"Unfortunately, Goss is going to be seen as the guy who oversaw the agency victimized by politics," said Tyler Drumheller, a former chief of the European division. "His tenure saw the greatest loss of operational experience" in the operations division since congressional hearings on CIA domestic spying plunged the agency into crisis, he said.
Though the agency has grown considerably in size and budget in the past four years -- the operations branch has reportedly grown in size by nearly 30 percent -- dozens of officers with more than a decade of field experience each, those who would have been tapped as new staff chiefs or division heads, chose to leave.
Pre-retirement classes, which serve as a transition out of the agency for active-duty officers, are bulging with agency employees.
While the stature and role of the CIA were greatly diminished under Goss during the congressionally ordered reorganization of the intelligence agencies, his counterpart at the Pentagon, Defense Secretary Donald H. Rumsfeld, continued his aggressive efforts to develop a clandestine intelligence operation within his department. The Pentagon's human intelligence unit and its other clandestine military units are expanding in number and authority.
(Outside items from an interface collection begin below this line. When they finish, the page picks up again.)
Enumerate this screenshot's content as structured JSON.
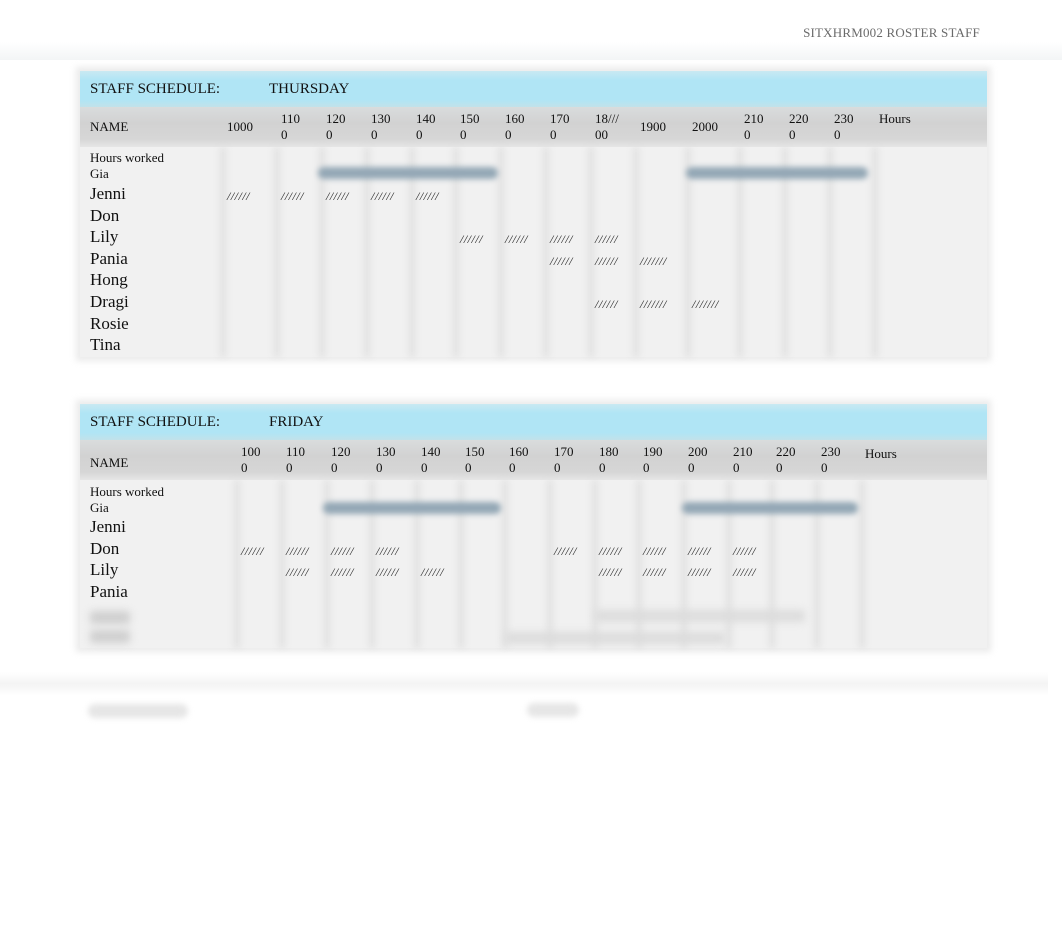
{
  "document": {
    "header": "SITXHRM002 ROSTER STAFF"
  },
  "schedules": [
    {
      "title_label": "STAFF SCHEDULE:",
      "day": "THURSDAY",
      "name_header": "NAME",
      "time_headers": [
        [
          "1000",
          ""
        ],
        [
          "110",
          "0"
        ],
        [
          "120",
          "0"
        ],
        [
          "130",
          "0"
        ],
        [
          "140",
          "0"
        ],
        [
          "150",
          "0"
        ],
        [
          "160",
          "0"
        ],
        [
          "170",
          "0"
        ],
        [
          "18///",
          "00"
        ],
        [
          "1900",
          ""
        ],
        [
          "2000",
          ""
        ],
        [
          "210",
          "0"
        ],
        [
          "220",
          "0"
        ],
        [
          "230",
          "0"
        ]
      ],
      "hours_header": "Hours",
      "hours_worked_label": "Hours worked",
      "staff": [
        {
          "name": "Gia",
          "shifts": []
        },
        {
          "name": "Jenni",
          "shifts": [
            {
              "col": 0,
              "mark": "//////"
            },
            {
              "col": 1,
              "mark": "//////"
            },
            {
              "col": 2,
              "mark": "//////"
            },
            {
              "col": 3,
              "mark": "//////"
            },
            {
              "col": 4,
              "mark": "//////"
            }
          ]
        },
        {
          "name": "Don",
          "shifts": []
        },
        {
          "name": "Lily",
          "shifts": [
            {
              "col": 5,
              "mark": "//////"
            },
            {
              "col": 6,
              "mark": "//////"
            },
            {
              "col": 7,
              "mark": "//////"
            },
            {
              "col": 8,
              "mark": "//////"
            }
          ]
        },
        {
          "name": "Pania",
          "shifts": [
            {
              "col": 7,
              "mark": "//////"
            },
            {
              "col": 8,
              "mark": "//////"
            },
            {
              "col": 9,
              "mark": "///////"
            }
          ]
        },
        {
          "name": "Hong",
          "shifts": []
        },
        {
          "name": "Dragi",
          "shifts": [
            {
              "col": 8,
              "mark": "//////"
            },
            {
              "col": 9,
              "mark": "///////"
            },
            {
              "col": 10,
              "mark": "///////"
            }
          ]
        },
        {
          "name": "Rosie",
          "shifts": []
        },
        {
          "name": "Tina",
          "shifts": []
        }
      ]
    },
    {
      "title_label": "STAFF SCHEDULE:",
      "day": "FRIDAY",
      "name_header": "NAME",
      "time_headers": [
        [
          "100",
          "0"
        ],
        [
          "110",
          "0"
        ],
        [
          "120",
          "0"
        ],
        [
          "130",
          "0"
        ],
        [
          "140",
          "0"
        ],
        [
          "150",
          "0"
        ],
        [
          "160",
          "0"
        ],
        [
          "170",
          "0"
        ],
        [
          "180",
          "0"
        ],
        [
          "190",
          "0"
        ],
        [
          "200",
          "0"
        ],
        [
          "210",
          "0"
        ],
        [
          "220",
          "0"
        ],
        [
          "230",
          "0"
        ]
      ],
      "hours_header": "Hours",
      "hours_worked_label": "Hours worked",
      "staff": [
        {
          "name": "Gia",
          "shifts": []
        },
        {
          "name": "Jenni",
          "shifts": []
        },
        {
          "name": "Don",
          "shifts": [
            {
              "col": 0,
              "mark": "//////"
            },
            {
              "col": 1,
              "mark": "//////"
            },
            {
              "col": 2,
              "mark": "//////"
            },
            {
              "col": 3,
              "mark": "//////"
            },
            {
              "col": 7,
              "mark": "//////"
            },
            {
              "col": 8,
              "mark": "//////"
            },
            {
              "col": 9,
              "mark": "//////"
            },
            {
              "col": 10,
              "mark": "//////"
            },
            {
              "col": 11,
              "mark": "//////"
            }
          ]
        },
        {
          "name": "Lily",
          "shifts": [
            {
              "col": 1,
              "mark": "//////"
            },
            {
              "col": 2,
              "mark": "//////"
            },
            {
              "col": 3,
              "mark": "//////"
            },
            {
              "col": 4,
              "mark": "//////"
            },
            {
              "col": 8,
              "mark": "//////"
            },
            {
              "col": 9,
              "mark": "//////"
            },
            {
              "col": 10,
              "mark": "//////"
            },
            {
              "col": 11,
              "mark": "//////"
            }
          ]
        },
        {
          "name": "Pania",
          "shifts": []
        }
      ]
    }
  ]
}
Rumsfeld recently won the ability to sidestep U.S. ambassadors in certain circumstances when the Pentagon wants to send in clandestine teams to collect intelligence or undertake operations.
"Rumsfeld keeps pressing for autonomy for defense human intelligence and for SOF [Special Forces] operations," said retired Army Col. W. Patrick Lang, former head of Middle East affairs at the Defense Intelligence Agency. "CIA has lost the ability to control the [human intelligence] process in the community."
Now, "the real battle lies between" Negroponte and Rumsfeld, said retired Army Lt. Gen. Donald Kerrick, a former deputy national security adviser and once a senior official at the Defense Intelligence Agency. "Rumsfeld rules the roost now."
Staff writer Thomas E. Ricks and researcher Julie Tate contributed to this report.